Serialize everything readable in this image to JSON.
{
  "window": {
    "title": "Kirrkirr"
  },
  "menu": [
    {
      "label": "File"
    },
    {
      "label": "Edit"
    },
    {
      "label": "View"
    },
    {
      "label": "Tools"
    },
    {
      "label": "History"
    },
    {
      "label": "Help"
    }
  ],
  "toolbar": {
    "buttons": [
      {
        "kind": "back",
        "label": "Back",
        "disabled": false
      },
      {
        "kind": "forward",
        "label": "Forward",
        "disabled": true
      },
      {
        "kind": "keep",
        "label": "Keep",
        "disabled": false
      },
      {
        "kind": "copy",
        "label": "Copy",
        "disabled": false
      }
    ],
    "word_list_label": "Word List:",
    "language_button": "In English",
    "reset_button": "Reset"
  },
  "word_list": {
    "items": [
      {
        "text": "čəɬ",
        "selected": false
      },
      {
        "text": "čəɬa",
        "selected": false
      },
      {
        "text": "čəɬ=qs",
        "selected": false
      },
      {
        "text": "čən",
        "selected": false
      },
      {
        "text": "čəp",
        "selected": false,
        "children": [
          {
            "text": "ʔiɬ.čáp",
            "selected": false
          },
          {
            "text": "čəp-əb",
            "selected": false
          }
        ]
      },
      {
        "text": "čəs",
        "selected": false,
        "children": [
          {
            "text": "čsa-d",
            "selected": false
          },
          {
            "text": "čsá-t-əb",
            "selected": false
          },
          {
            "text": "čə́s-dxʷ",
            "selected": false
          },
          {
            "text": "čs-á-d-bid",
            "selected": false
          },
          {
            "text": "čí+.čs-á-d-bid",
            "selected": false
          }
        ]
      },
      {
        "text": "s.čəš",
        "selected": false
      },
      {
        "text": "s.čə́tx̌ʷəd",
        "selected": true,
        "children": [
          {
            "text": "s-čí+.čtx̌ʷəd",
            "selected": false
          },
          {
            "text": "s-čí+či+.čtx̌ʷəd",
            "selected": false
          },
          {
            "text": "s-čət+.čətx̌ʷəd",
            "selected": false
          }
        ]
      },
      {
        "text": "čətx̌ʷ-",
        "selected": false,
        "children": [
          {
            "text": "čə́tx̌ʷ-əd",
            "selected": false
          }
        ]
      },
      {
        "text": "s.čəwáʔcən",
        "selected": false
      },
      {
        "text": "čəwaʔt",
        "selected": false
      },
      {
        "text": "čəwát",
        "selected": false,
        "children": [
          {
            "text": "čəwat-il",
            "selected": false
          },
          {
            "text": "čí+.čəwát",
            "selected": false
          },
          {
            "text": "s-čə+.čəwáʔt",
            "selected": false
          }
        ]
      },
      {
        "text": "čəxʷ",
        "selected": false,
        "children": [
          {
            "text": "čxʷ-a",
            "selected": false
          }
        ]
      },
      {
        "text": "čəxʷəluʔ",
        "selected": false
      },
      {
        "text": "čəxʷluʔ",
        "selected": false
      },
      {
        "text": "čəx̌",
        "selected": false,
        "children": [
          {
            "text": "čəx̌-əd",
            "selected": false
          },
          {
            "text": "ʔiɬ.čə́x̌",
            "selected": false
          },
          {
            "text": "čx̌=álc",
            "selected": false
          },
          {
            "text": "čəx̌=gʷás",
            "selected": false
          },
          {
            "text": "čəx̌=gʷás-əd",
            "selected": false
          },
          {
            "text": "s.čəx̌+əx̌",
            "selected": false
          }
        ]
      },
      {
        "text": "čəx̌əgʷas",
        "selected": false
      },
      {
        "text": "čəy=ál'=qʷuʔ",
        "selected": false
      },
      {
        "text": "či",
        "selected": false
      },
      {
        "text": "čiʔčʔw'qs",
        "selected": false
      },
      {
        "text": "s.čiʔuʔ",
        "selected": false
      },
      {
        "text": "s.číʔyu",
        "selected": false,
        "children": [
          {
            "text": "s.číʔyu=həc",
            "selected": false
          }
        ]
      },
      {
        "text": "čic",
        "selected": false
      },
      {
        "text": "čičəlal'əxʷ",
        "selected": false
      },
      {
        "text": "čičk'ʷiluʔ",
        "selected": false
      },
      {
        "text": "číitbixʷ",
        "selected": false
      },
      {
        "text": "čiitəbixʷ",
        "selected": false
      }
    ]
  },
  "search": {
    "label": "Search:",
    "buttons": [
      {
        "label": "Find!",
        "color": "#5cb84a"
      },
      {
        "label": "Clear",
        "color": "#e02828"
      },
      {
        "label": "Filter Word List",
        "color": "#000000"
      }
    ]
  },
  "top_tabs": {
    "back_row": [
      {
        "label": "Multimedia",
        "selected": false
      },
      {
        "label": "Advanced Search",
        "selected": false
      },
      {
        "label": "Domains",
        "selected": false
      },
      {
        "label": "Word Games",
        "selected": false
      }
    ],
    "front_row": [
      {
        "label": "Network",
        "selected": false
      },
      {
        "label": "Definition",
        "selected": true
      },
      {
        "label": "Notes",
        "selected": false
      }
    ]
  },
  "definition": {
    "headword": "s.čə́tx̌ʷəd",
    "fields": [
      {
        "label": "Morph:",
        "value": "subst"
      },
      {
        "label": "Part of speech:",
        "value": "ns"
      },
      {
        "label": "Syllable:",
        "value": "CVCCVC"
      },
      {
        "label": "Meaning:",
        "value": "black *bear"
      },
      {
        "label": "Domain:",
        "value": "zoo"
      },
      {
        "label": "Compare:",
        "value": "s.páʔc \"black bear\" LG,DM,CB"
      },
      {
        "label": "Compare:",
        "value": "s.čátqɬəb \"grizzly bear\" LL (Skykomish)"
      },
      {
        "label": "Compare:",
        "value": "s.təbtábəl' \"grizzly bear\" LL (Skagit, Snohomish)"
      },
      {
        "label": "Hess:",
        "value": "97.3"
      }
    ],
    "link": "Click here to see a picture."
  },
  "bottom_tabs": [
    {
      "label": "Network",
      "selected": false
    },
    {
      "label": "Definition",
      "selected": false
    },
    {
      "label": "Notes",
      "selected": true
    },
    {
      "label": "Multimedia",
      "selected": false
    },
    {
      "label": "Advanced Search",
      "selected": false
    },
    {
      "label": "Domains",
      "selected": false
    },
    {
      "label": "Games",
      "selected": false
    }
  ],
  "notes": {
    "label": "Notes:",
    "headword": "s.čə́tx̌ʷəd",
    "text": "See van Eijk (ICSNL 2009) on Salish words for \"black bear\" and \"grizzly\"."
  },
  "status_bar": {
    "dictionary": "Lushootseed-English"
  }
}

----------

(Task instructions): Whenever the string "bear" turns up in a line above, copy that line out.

(Task output):
        "value": "black *bear"
        "value": "s.páʔc \"black bear\" LG,DM,CB"
        "value": "s.čátqɬəb \"grizzly bear\" LL (Skykomish)"
        "value": "s.təbtábəl' \"grizzly bear\" LL (Skagit, Snohomish)"
    "text": "See van Eijk (ICSNL 2009) on Salish words for \"black bear\" and \"grizzly\"."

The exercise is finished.